Directions
Set down each entry exactly as it stands, without altering a single character.
=== Input for this task ===
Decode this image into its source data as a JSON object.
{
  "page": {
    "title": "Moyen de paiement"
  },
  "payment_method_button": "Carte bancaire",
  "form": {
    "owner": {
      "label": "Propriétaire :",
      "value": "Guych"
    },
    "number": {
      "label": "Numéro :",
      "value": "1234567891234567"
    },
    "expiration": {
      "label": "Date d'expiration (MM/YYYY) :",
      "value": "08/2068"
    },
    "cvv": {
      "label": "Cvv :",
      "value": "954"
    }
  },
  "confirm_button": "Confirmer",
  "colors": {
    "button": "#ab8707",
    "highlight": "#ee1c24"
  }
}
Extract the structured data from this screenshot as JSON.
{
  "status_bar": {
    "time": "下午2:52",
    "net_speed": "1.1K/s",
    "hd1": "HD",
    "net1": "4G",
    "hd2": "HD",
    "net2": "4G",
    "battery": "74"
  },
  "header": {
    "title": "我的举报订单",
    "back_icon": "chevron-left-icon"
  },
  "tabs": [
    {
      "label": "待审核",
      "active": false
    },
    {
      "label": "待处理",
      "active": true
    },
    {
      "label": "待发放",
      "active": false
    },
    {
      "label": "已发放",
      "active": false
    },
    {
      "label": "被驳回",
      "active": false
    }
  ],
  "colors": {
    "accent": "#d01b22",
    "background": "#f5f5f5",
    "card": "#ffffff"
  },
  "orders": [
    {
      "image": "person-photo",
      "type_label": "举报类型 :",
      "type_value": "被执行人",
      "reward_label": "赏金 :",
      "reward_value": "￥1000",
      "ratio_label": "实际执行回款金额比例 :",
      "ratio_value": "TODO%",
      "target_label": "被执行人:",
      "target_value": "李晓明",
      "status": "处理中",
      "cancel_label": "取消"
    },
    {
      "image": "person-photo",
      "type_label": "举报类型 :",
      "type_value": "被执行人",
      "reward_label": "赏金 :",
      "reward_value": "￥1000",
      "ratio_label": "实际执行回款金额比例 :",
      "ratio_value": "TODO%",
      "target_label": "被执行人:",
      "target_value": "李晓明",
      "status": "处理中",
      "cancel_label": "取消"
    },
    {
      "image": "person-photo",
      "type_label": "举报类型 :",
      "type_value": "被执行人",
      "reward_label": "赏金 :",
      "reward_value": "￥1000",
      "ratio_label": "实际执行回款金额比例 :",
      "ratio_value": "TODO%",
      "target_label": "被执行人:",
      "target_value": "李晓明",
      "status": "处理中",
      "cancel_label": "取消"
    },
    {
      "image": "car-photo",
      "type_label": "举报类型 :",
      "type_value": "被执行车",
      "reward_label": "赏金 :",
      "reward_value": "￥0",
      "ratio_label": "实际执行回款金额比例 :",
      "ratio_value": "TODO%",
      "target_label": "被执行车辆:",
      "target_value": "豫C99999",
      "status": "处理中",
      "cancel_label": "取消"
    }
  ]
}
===
Written answer
Decode this image into its source data as a JSON object.
{
  "page": {
    "title": "Moyen de paiement"
  },
  "payment_method_button": "Carte bancaire",
  "form": {
    "owner": {
      "label": "Propriétaire :",
      "value": "Guych"
    },
    "number": {
      "label": "Numéro :",
      "value": "1234567891234567"
    },
    "expiration": {
      "label": "Date d'expiration (MM/YYYY) :",
      "value": "08/2068"
    },
    "cvv": {
      "label": "Cvv :",
      "value": "954"
    }
  },
  "confirm_button": "Confirmer",
  "colors": {
    "button": "#ab8707",
    "highlight": "#ee1c24"
  }
}
Extract the structured data from this screenshot as JSON.
{
  "status_bar": {
    "time": "下午2:52",
    "net_speed": "1.1K/s",
    "hd1": "HD",
    "net1": "4G",
    "hd2": "HD",
    "net2": "4G",
    "battery": "74"
  },
  "header": {
    "title": "我的举报订单",
    "back_icon": "chevron-left-icon"
  },
  "tabs": [
    {
      "label": "待审核",
      "active": false
    },
    {
      "label": "待处理",
      "active": true
    },
    {
      "label": "待发放",
      "active": false
    },
    {
      "label": "已发放",
      "active": false
    },
    {
      "label": "被驳回",
      "active": false
    }
  ],
  "colors": {
    "accent": "#d01b22",
    "background": "#f5f5f5",
    "card": "#ffffff"
  },
  "orders": [
    {
      "image": "person-photo",
      "type_label": "举报类型 :",
      "type_value": "被执行人",
      "reward_label": "赏金 :",
      "reward_value": "￥1000",
      "ratio_label": "实际执行回款金额比例 :",
      "ratio_value": "TODO%",
      "target_label": "被执行人:",
      "target_value": "李晓明",
      "status": "处理中",
      "cancel_label": "取消"
    },
    {
      "image": "person-photo",
      "type_label": "举报类型 :",
      "type_value": "被执行人",
      "reward_label": "赏金 :",
      "reward_value": "￥1000",
      "ratio_label": "实际执行回款金额比例 :",
      "ratio_value": "TODO%",
      "target_label": "被执行人:",
      "target_value": "李晓明",
      "status": "处理中",
      "cancel_label": "取消"
    },
    {
      "image": "person-photo",
      "type_label": "举报类型 :",
      "type_value": "被执行人",
      "reward_label": "赏金 :",
      "reward_value": "￥1000",
      "ratio_label": "实际执行回款金额比例 :",
      "ratio_value": "TODO%",
      "target_label": "被执行人:",
      "target_value": "李晓明",
      "status": "处理中",
      "cancel_label": "取消"
    },
    {
      "image": "car-photo",
      "type_label": "举报类型 :",
      "type_value": "被执行车",
      "reward_label": "赏金 :",
      "reward_value": "￥0",
      "ratio_label": "实际执行回款金额比例 :",
      "ratio_value": "TODO%",
      "target_label": "被执行车辆:",
      "target_value": "豫C99999",
      "status": "处理中",
      "cancel_label": "取消"
    }
  ]
}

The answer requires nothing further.